Future Medicine Ltd
The world is facing a major challenge of the new pneumonia condition termed COVID-19 caused by SARSCoV-2, the seventh member of human coronaviruses. The global burden of COVID-19 is rising daily and as of 10 November 2020, there were over 1,275,122 deaths (https://www.worldometers.info/coronavirus/). Coronaviruses are enveloped, positive-sense and single-stranded RNA viruses . Based on 96.2% nucleotide sequence identity with a bat-borne coronavirus (BatCoV RaTG13) that has been identified in Rhinolophus affinis bat species, it is likely that SARS-CoV-2 originated from a bat . COVID-19 is primarily defined by an acute viral pneumonia and cytokine storm leading to respiratory failure. The main transmission route of this virus is droplets blown out through cough and sneezing by an infected person. The common symptoms of COVID-19 include cough, fever, shortness of breath and tiredness . Severe cases manifest in symptoms that are associated with cellular immune deficiency, coagulation activation, myocardia, multiple organ dysfunction and septic shock . SARS-CoV2 is highly pathogenic in persons with underlying medical conditions that reduce their immune competence such as TB . TB, caused by Mycobacterium tuberculosis and transmitted through infected air droplets from cough or sneezing, is one of the top ten causes of death due to infectious diseases globally, with an estimated 10 million infections and 1.5 million deaths in 2018 . Indeed, since TB affects the respiratory system, it could prove catastrophic if present in comorbidity with COVID-19 . In this commentary, we discuss the current state of knowledge on the parallels in the pathogenesis of SARS-CoV-2 and M. tuberculosis and the potential implications of co-infection on the clinical outcomes.

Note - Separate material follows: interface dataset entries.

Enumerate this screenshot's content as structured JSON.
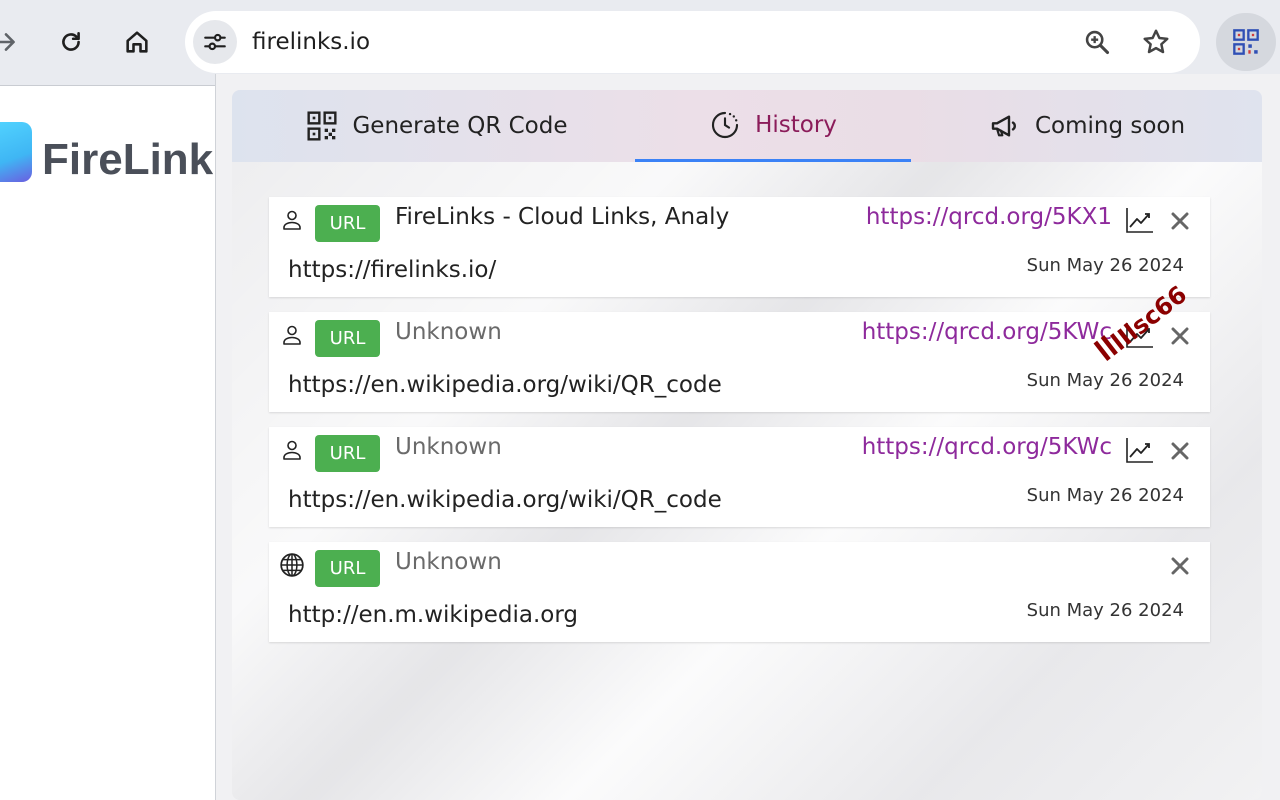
{
  "browser": {
    "url": "firelinks.io",
    "icons": {
      "forward": "arrow-forward-icon",
      "reload": "reload-icon",
      "home": "home-icon",
      "site_info": "tune-icon",
      "zoom": "zoom-in-icon",
      "bookmark": "star-icon",
      "extension": "qr-extension-icon"
    }
  },
  "site": {
    "logo_text": "FireLink"
  },
  "tabs": [
    {
      "label": "Generate QR Code",
      "icon": "qr-code-icon"
    },
    {
      "label": "History",
      "icon": "clock-icon",
      "active": true
    },
    {
      "label": "Coming soon",
      "icon": "megaphone-icon"
    }
  ],
  "history": [
    {
      "icon": "person-icon",
      "badge": "URL",
      "title": "FireLinks - Cloud Links, Analy",
      "short_link": "https://qrcd.org/5KX1",
      "url": "https://firelinks.io/",
      "date": "Sun May 26 2024"
    },
    {
      "icon": "person-icon",
      "badge": "URL",
      "title": "Unknown",
      "short_link": "https://qrcd.org/5KWc",
      "url": "https://en.wikipedia.org/wiki/QR_code",
      "date": "Sun May 26 2024"
    },
    {
      "icon": "person-icon",
      "badge": "URL",
      "title": "Unknown",
      "short_link": "https://qrcd.org/5KWc",
      "url": "https://en.wikipedia.org/wiki/QR_code",
      "date": "Sun May 26 2024"
    },
    {
      "icon": "globe-icon",
      "badge": "URL",
      "title": "Unknown",
      "short_link": "",
      "url": "http://en.m.wikipedia.org",
      "date": "Sun May 26 2024"
    }
  ],
  "watermark": "ꟾꟾlIlsc66",
  "colors": {
    "badge": "#4caf50",
    "short_link": "#8e2a9c",
    "active_tab_text": "#8b1c5a",
    "active_tab_underline": "#3b82f6",
    "watermark": "#8b0000"
  }
}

angiotensin-converting enzyme 2, University of Ghana, WACCBIP_NCDS, angiotensin-converting enzyme 2 (ACE2) receptor, BCG vaccine, coronavirus, cytokine storm, lymphocytopenia, Mycobacterium tuberculosis, pathogenesis of SARS-CoV-2, SARS-CoV-2, tuberculosis
Parallels in the pathogenesis of SARS-CoV-2 and M. tuberculosis: a synergistic or antagonistic alliance? Kesego Tapela, Charles Ochieng’ Olwal, and Osbourne Quaye Future Microbiology 2020 15:18, 1691-1695